**What to do:**
Each line of the material below with the word "media" is to be reported.

**Material shown:**
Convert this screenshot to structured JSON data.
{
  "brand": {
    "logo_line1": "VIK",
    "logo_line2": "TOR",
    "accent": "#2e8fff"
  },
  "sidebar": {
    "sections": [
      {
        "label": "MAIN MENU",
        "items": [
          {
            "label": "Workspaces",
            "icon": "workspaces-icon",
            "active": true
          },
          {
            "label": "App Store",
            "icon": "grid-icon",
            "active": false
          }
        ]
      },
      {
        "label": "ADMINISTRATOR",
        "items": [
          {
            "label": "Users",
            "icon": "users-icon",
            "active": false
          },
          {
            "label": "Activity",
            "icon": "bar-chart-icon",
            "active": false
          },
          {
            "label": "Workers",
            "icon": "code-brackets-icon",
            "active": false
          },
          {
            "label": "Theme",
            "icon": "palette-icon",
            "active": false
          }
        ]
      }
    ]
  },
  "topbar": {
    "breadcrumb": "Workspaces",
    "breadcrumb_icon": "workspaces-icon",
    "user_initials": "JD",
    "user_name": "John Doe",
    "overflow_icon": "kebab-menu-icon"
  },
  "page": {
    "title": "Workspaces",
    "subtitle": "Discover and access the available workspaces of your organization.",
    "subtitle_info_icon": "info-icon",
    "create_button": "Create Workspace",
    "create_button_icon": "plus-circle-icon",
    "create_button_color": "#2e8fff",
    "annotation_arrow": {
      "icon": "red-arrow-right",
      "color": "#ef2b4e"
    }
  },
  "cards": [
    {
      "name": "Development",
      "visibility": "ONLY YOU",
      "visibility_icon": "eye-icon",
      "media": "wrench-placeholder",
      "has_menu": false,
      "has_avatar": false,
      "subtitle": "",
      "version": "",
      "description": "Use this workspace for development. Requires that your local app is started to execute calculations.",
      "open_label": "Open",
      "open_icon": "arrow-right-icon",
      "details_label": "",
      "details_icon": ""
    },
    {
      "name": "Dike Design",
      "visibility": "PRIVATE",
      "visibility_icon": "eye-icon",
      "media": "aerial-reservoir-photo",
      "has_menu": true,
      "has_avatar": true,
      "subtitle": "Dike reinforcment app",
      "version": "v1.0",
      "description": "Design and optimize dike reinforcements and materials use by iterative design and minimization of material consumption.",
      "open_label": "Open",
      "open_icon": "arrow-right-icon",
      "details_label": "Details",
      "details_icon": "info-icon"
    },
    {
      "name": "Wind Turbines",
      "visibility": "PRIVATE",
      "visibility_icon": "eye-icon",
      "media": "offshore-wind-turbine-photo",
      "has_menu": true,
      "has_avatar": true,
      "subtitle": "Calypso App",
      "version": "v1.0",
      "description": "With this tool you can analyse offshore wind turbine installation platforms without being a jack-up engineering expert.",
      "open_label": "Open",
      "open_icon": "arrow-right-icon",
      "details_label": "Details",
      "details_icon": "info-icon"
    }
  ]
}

**Task result:**
      "media": "wrench-placeholder",
      "media": "aerial-reservoir-photo",
      "media": "offshore-wind-turbine-photo",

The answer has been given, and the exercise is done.